Entering into retirement comes with lots of hopes, dreams, emotions, and expectations. Unless you talk with your partner, you may be surprised to find that those expectations look very different for the two of you. It’s not uncommon for us to sit down for financial planning with a 50-something couple, only to find he wants a cabin in the mountains, while she dreams of retiring in Spain.
It’s perfectly ok to have strong, and even conflicting, views on retirement. But the sooner you are aware of it, the sooner you can begin working toward a compromise. The two most important topics to address for couples approaching retirement are health and finances. Within those two themes, there are other, related conversations that need to happen. So why not put on some coffee, play some quiet music, and talk about your future? You’ll be glad you did.
Getting On The Same Page With Your Partner - Retirement Planning Conversations
Start by discussing some of the most obvious questions around planning for retirement. And remember, your spouse’s answers may not match yours. The goal is to be upfront and intentional about the decisions you make separately and together.
1. When do you want to retire?
Whether it’s 52, 62, or 72, most of us have an idea of what age we’d like to retire. What’s your ideal retirement age, and what’s your partner’s? How does each person’s current age factor into that? Another thing to think about is whether you and your partner want to retire at the same time. If so, are you prepared to go through these changes simultaneously?

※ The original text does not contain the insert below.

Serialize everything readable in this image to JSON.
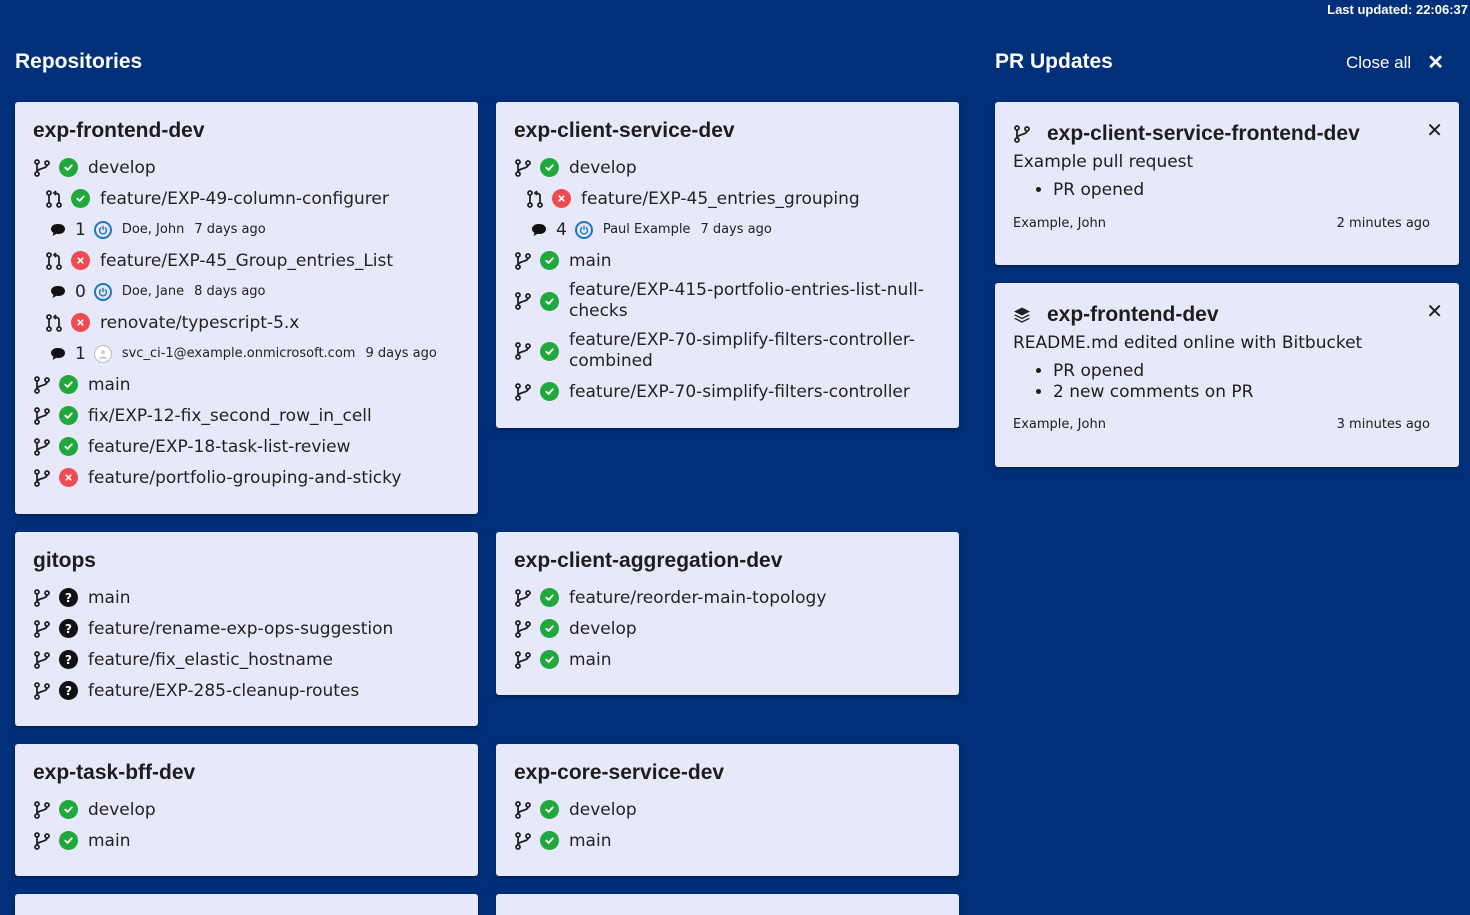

2. What do you want to do in retirement?
We all have different dreams for our ideal retirement lifestyle. Yours may look very different from your partner’s—and you don’t necessarily have to do everything together. Make sure you talk openly about your views, plans, and hopes when it comes to:
- What an ideal retirement lifestyle looks like for you
- Your desired level of physical activity and health goals
- Relationships and building community, and obligations to children, grandchildren, parents, siblings, and friends
- Spiritual development
- Finding a balance between time spent together and time apart
If you haven’t already, create a retirement map to help you define your goals for your time in retirement.
3. How much money will you need to retire?
The answer to this question will depend on your desired lifestyle and timeline above. Connect your retirement goals to your financial situation—if you want to buy a boat and sail around the world, how will you pay for it? How much extra money will you need to put into your retirement savings account, and by when? Think about where and how you want to live (abroad vs stateside, urban vs rural, luxurious vs rustic, etc.) and how that affects the cost of your retirement.
With your retirement saving goals in mind, review your budget and monthly spending plan. Adjust accordingly. If you need help with this, a financial advisor such as a Certified Financial Planner® can help.
4. What will happen if one person passes away?
This is a tough conversation, for sure. But it’s important. Getting key information now will save one of you a lot of stress later. Talk to your financial advisor about how your pension plan benefits, Social Security, and other income sources would be affected by the loss of one partner. What will need to happen in order to keep the surviving partner on track? Be sure to consider both possible scenarios, since there’s no way to predict who will pass away first.
5. How will you handle risks?
Unexpected risks can, and will, pop up along your retirement savings journey (2020 has proven that). Volatility will happen and markets will shift, but the best investment strategy remains a consistent one. If one partner wants to abandon ship every time the wind blows, it can be unnerving for the other—not to mention costly for both.
Talk with your partner about how you’ll handle unexpected health care costs, inflation and taxes, and other bumps in the road. It may help you avoid disagreements down the road. This is another situation where talking to a financial advisor can play a role in getting your priorities and perspectives in order.
Build a Retirement Plan Based on Shared Values
You may discover that bigger questions arise: who am I, who are you, who are we? How will we share the financial decision-making process? In that case, let this be the first of many candid couple talks. Don’t let lack of communication lead to friction—or worse, inaction—between you and your partner when it comes to retirement planning.
After this initial conversation, you should have a better picture of your partner’s, as well as your own, retirement goals. From there, you can begin to create a shared vision for your future. For more tips and tools to help you prepare for retirement (and bring your vision to life), get Retirement Secrets.